++++ DATA RECORDS ++++
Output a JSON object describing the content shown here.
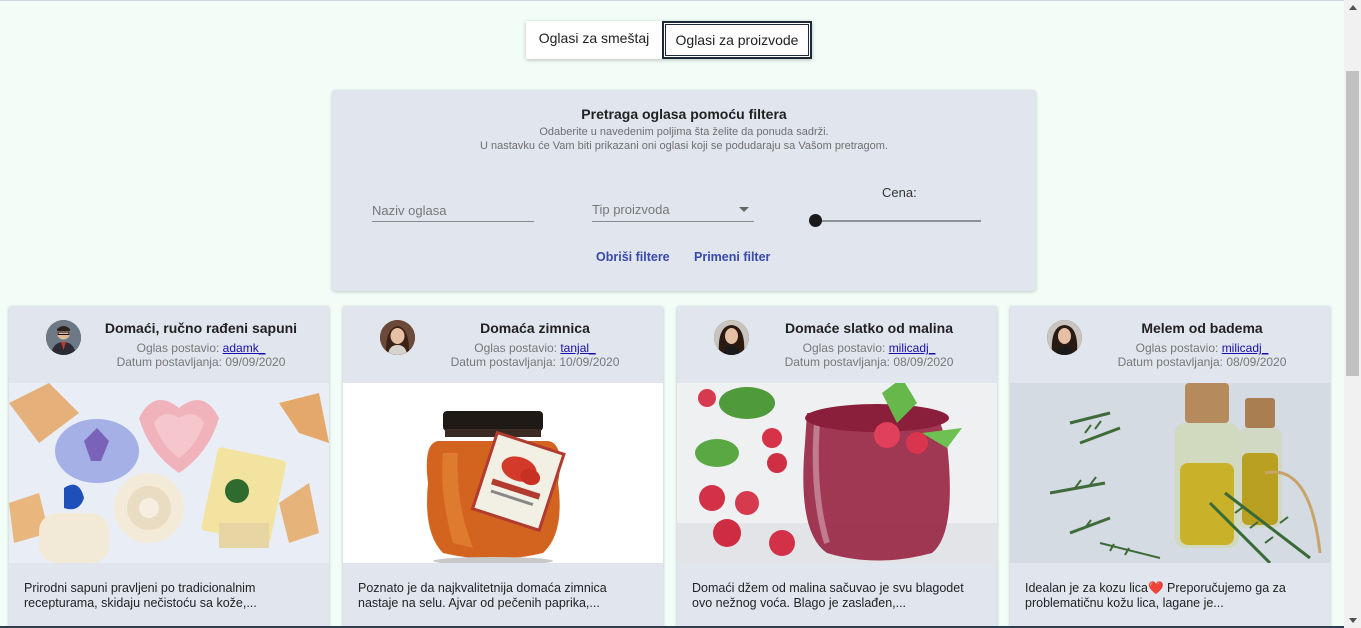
{
  "tabs": {
    "accommodation": "Oglasi za smeštaj",
    "products": "Oglasi za proizvode"
  },
  "filter": {
    "title": "Pretraga oglasa pomoću filtera",
    "subtitle_1": "Odaberite u navedenim poljima šta želite da ponuda sadrži.",
    "subtitle_2": "U nastavku će Vam biti prikazani oni oglasi koji se podudaraju sa Vašom pretragom.",
    "name_placeholder": "Naziv oglasa",
    "type_placeholder": "Tip proizvoda",
    "price_label": "Cena:",
    "price_slider_value": 0,
    "clear_button": "Obriši filtere",
    "apply_button": "Primeni filter"
  },
  "cards": [
    {
      "title": "Domaći, ručno rađeni sapuni",
      "posted_by_label": "Oglas postavio:",
      "posted_by": "adamk_",
      "date_label": "Datum postavljanja:",
      "date": "09/09/2020",
      "description": "Prirodni sapuni pravljeni po tradicionalnim recepturama, skidaju nečistoću sa kože,..."
    },
    {
      "title": "Domaća zimnica",
      "posted_by_label": "Oglas postavio:",
      "posted_by": "tanjal_",
      "date_label": "Datum postavljanja:",
      "date": "10/09/2020",
      "description": "Poznato je da najkvalitetnija domaća zimnica nastaje na selu. Ajvar od pečenih paprika,..."
    },
    {
      "title": "Domaće slatko od malina",
      "posted_by_label": "Oglas postavio:",
      "posted_by": "milicadj_",
      "date_label": "Datum postavljanja:",
      "date": "08/09/2020",
      "description": "Domaći džem od malina sačuvao je svu blagodet ovo nežnog voća. Blago je zaslađen,..."
    },
    {
      "title": "Melem od badema",
      "posted_by_label": "Oglas postavio:",
      "posted_by": "milicadj_",
      "date_label": "Datum postavljanja:",
      "date": "08/09/2020",
      "description": "Idealan je za kozu lica❤️ Preporučujemo ga za problematičnu kožu lica, lagane je..."
    }
  ]
}
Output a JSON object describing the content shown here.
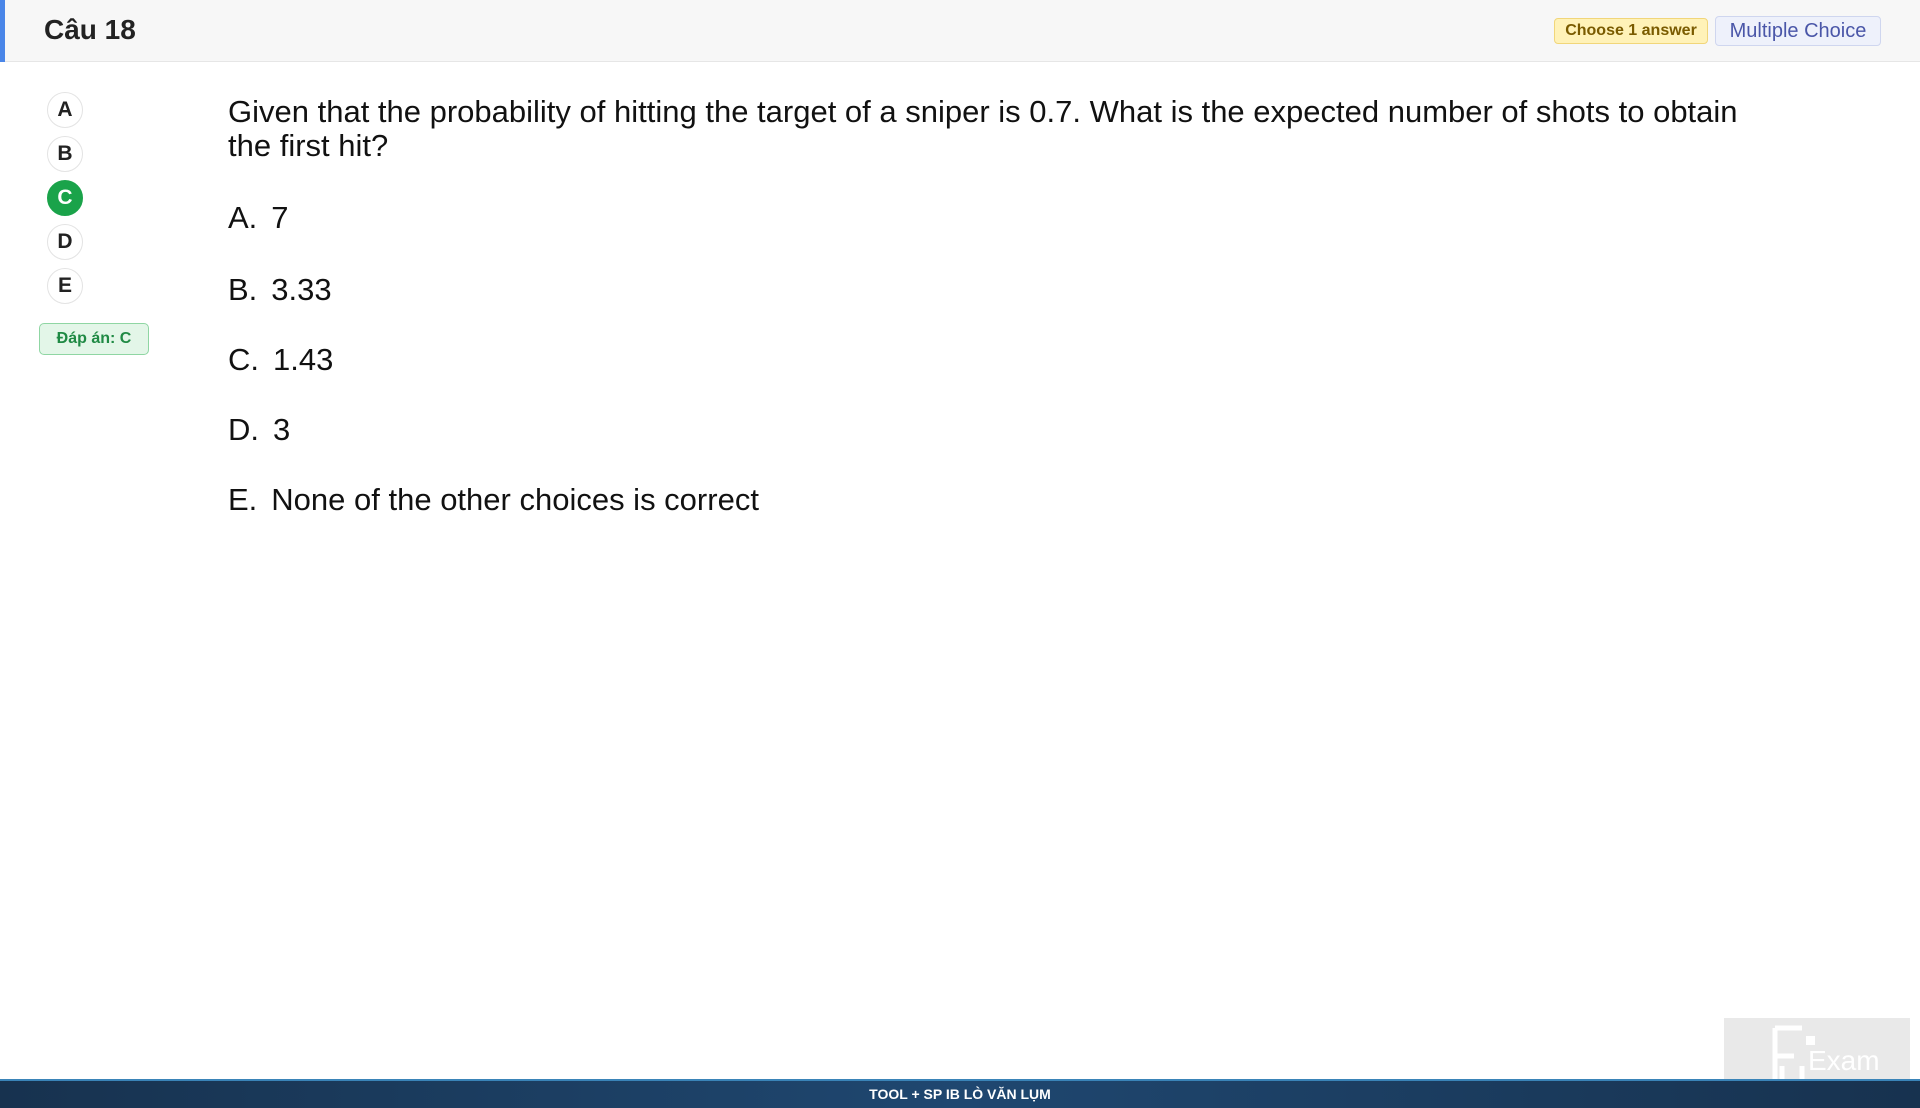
{
  "header": {
    "title": "Câu 18",
    "choose_badge": "Choose 1 answer",
    "type_badge": "Multiple Choice"
  },
  "sidebar": {
    "options": [
      "A",
      "B",
      "C",
      "D",
      "E"
    ],
    "selected": "C",
    "answer_label": "Đáp án: C"
  },
  "question": {
    "text": "Given that the probability of hitting the target of a sniper is 0.7. What is the expected number of shots to obtain the first hit?",
    "choices": [
      {
        "letter": "A.",
        "text": "7"
      },
      {
        "letter": "B.",
        "text": "3.33"
      },
      {
        "letter": "C.",
        "text": "1.43"
      },
      {
        "letter": "D.",
        "text": "3"
      },
      {
        "letter": "E.",
        "text": "None of the other choices is correct"
      }
    ]
  },
  "footer": {
    "text": "TOOL + SP IB LÒ VĂN LỤM"
  },
  "watermark": {
    "text": "Exam",
    "icon": "fu-exam-logo-icon"
  },
  "colors": {
    "accent": "#4a86e8",
    "selected": "#1aa34a",
    "answer_bg": "#e3f6e8",
    "footer_bg": "#1f4770"
  }
}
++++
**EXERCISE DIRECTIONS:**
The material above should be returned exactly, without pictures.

**RESPONSE:**
Output a JSON object describing the content shown here.
{
  "tabs": {
    "accommodation": "Oglasi za smeštaj",
    "products": "Oglasi za proizvode"
  },
  "filter": {
    "title": "Pretraga oglasa pomoću filtera",
    "subtitle_1": "Odaberite u navedenim poljima šta želite da ponuda sadrži.",
    "subtitle_2": "U nastavku će Vam biti prikazani oni oglasi koji se podudaraju sa Vašom pretragom.",
    "name_placeholder": "Naziv oglasa",
    "type_placeholder": "Tip proizvoda",
    "price_label": "Cena:",
    "price_slider_value": 0,
    "clear_button": "Obriši filtere",
    "apply_button": "Primeni filter"
  },
  "cards": [
    {
      "title": "Domaći, ručno rađeni sapuni",
      "posted_by_label": "Oglas postavio:",
      "posted_by": "adamk_",
      "date_label": "Datum postavljanja:",
      "date": "09/09/2020",
      "description": "Prirodni sapuni pravljeni po tradicionalnim recepturama, skidaju nečistoću sa kože,..."
    },
    {
      "title": "Domaća zimnica",
      "posted_by_label": "Oglas postavio:",
      "posted_by": "tanjal_",
      "date_label": "Datum postavljanja:",
      "date": "10/09/2020",
      "description": "Poznato je da najkvalitetnija domaća zimnica nastaje na selu. Ajvar od pečenih paprika,..."
    },
    {
      "title": "Domaće slatko od malina",
      "posted_by_label": "Oglas postavio:",
      "posted_by": "milicadj_",
      "date_label": "Datum postavljanja:",
      "date": "08/09/2020",
      "description": "Domaći džem od malina sačuvao je svu blagodet ovo nežnog voća. Blago je zaslađen,..."
    },
    {
      "title": "Melem od badema",
      "posted_by_label": "Oglas postavio:",
      "posted_by": "milicadj_",
      "date_label": "Datum postavljanja:",
      "date": "08/09/2020",
      "description": "Idealan je za kozu lica❤️ Preporučujemo ga za problematičnu kožu lica, lagane je..."
    }
  ]
}
Output a JSON object describing the content shown here.
{
  "header": {
    "title": "Câu 18",
    "choose_badge": "Choose 1 answer",
    "type_badge": "Multiple Choice"
  },
  "sidebar": {
    "options": [
      "A",
      "B",
      "C",
      "D",
      "E"
    ],
    "selected": "C",
    "answer_label": "Đáp án: C"
  },
  "question": {
    "text": "Given that the probability of hitting the target of a sniper is 0.7. What is the expected number of shots to obtain the first hit?",
    "choices": [
      {
        "letter": "A.",
        "text": "7"
      },
      {
        "letter": "B.",
        "text": "3.33"
      },
      {
        "letter": "C.",
        "text": "1.43"
      },
      {
        "letter": "D.",
        "text": "3"
      },
      {
        "letter": "E.",
        "text": "None of the other choices is correct"
      }
    ]
  },
  "footer": {
    "text": "TOOL + SP IB LÒ VĂN LỤM"
  },
  "watermark": {
    "text": "Exam",
    "icon": "fu-exam-logo-icon"
  },
  "colors": {
    "accent": "#4a86e8",
    "selected": "#1aa34a",
    "answer_bg": "#e3f6e8",
    "footer_bg": "#1f4770"
  }
}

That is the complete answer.